Evgeniia Arakielian meets us at the door of Lviv Regional Children's Clinical Hospital along with Hristina Bogatirjova, one of the child psychologists based there. We can visit anywhere, except Acute Trauma. Fair enough.
Changing and warming-up alongside Igor today feels familiar already but the hospital itself is dramatically different from what I'm used to. I switch my focus to the work, which is identical - meeting the same needs (isolation, loss of control, trauma, anxiety, boredom) in the same way (presence, playfulness, connection, technique) to the same effect.
The juxtaposition of being in an environment permeated with acute pain, anxiety and suffering whilst experiencing feelings of joy and exhilaration can be disconcerting;
'According to the UN children's fund Unicef, the hospital in the Ukrainian city of Lviv on the Polish border is overwhelmed by the number of injured children arriving from the contested regions...A UNICEF spokesman in Geneva reported that doctors in Lviv had to set up a sticker system to coordinate the treatment of the children. A green sticker means: injured but not urgently needed, yellow means: needs treatment, and red means: this child needs immediate attention. There are also black stickers, the spokesman said: the child is still alive, but it cannot be saved and the hospital is forced to focus its resources on other small patients.'
It is human nature to expect suffering and its recovery to be a serious business that requires our full adult, serious attention. Playfulness is a luxury reserved for when the Sun is shining, for when our hearts are full.
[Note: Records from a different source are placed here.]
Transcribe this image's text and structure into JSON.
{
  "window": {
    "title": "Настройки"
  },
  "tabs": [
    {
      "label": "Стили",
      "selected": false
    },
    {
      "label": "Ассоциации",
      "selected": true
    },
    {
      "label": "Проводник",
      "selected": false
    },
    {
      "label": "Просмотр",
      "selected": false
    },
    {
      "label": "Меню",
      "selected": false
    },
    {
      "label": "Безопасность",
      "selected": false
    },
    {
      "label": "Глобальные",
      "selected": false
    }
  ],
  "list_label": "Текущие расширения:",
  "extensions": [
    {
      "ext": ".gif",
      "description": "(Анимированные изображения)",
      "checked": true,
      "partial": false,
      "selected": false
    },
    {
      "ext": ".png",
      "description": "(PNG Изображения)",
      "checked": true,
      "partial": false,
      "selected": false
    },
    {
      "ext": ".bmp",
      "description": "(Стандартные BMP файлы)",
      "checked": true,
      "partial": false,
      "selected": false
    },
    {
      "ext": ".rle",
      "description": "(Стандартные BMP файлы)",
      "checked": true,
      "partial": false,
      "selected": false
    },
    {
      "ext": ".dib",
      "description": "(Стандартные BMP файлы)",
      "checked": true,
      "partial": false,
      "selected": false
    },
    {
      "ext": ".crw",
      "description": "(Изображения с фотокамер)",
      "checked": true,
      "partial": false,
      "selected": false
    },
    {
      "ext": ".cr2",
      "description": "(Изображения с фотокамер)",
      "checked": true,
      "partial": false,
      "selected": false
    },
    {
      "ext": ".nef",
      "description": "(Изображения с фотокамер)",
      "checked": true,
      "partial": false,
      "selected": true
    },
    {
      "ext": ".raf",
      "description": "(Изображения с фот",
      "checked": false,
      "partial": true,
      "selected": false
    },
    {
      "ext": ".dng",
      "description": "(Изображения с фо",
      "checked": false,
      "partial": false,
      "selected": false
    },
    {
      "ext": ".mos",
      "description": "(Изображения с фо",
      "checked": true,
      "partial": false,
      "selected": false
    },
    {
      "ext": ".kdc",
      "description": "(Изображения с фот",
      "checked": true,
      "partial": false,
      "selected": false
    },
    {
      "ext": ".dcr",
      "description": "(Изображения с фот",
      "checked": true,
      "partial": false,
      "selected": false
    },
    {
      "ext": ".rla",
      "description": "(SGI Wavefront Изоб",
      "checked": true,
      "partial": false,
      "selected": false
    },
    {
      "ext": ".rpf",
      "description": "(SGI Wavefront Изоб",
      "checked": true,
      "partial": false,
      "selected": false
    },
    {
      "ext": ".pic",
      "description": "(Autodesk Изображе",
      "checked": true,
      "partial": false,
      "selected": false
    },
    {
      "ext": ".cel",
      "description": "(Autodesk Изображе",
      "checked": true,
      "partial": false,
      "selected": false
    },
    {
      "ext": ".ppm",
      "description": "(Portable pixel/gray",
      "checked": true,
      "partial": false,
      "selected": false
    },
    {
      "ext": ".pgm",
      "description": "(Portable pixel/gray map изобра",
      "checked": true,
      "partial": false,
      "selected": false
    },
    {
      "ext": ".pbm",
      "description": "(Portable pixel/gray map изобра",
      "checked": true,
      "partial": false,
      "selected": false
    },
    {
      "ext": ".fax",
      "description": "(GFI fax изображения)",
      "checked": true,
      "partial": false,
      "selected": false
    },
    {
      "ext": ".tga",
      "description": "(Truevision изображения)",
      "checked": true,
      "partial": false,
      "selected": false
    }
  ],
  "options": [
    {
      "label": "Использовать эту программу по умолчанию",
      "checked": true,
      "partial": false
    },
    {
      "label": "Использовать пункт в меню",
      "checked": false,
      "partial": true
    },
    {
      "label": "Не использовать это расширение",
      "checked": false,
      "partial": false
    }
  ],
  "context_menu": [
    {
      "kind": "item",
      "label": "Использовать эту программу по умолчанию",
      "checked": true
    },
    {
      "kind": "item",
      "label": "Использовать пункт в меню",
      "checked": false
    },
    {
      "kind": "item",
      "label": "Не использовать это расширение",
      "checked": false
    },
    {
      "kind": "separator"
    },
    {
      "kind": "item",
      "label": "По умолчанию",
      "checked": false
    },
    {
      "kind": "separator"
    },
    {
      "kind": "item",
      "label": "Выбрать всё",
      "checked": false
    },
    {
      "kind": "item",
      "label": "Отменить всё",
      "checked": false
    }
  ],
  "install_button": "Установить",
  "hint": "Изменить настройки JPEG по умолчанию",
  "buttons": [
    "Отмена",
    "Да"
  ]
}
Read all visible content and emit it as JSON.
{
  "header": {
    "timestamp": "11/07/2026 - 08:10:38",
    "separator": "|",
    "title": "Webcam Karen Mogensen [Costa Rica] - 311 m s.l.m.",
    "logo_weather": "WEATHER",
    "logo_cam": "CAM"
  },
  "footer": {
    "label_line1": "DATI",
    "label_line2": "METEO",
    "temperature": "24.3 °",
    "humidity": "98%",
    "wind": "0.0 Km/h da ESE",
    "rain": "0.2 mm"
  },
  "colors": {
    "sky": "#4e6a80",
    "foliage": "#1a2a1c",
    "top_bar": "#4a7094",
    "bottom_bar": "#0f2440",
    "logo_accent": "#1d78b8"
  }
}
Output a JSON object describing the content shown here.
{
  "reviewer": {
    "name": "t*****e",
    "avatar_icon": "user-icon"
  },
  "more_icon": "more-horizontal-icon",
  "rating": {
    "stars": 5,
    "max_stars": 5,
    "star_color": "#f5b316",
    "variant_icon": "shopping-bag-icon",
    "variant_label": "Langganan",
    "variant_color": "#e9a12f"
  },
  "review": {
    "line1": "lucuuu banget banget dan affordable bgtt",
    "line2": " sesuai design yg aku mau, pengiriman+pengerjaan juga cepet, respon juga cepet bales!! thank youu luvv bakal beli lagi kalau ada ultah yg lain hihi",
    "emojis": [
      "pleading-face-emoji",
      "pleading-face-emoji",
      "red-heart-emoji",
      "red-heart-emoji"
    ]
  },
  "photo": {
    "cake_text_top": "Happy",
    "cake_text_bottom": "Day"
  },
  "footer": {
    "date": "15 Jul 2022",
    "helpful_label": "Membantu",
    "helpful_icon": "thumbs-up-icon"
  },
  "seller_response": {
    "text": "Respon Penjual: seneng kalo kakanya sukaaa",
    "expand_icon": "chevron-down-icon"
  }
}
Our luxury as healthcare clowns is that we can be the Sun. Our hearts can be full enough for everyone. Our joy and exhilaration comes from witnessing the various ways in which we see children, parents and staff expand into themselves throughout the course of the morning, as we ourselves expand to meet them.
Our visits flow from room to room. A small boy on a bed giggling his head off at the fact that no matter how hard he tries, no matter how good his moonwalk, Cuckoo can’t enter the room without squeaking. In the end, the boys arm movements dictate the rhythm to a song and dance that free Cuckoo from his Squeak jail. Another boy with an arm recently put in a cast grows about a foot taller with pride at helping Maybee up from a bench she had been reclining on. A room full of girls giggling as Cuckoo tries to enter without Maybee seeing - first behind a nurse, then behind a pot plant. Another room with two teenage girls, a baby and a toddler who all help us play a lullaby for the pigeon sitting outside on the windowsill. The interactions with staff - hugs, smiles, compliments and warmth.
Sunlight and love radiates, sticks to the walls, permeates the skin, reminds us all of our shared humanity, of what is still possible.
At the end of our shift, Evgeniia says that she was reminded of the importance of play and humour as therapeutic tools, something that the serious task of being a child psychologist in a war zone over the last five months had taken from her.
This afternoon we have our workshop with a group of Ukrainian healthcare clowns, who are travelling across the country to work with us.
I am a therapeutic clown and performer. Writing here is part of my wider practice and maybe some of my thoughts will trigger some thoughts of your own and I hope that helps.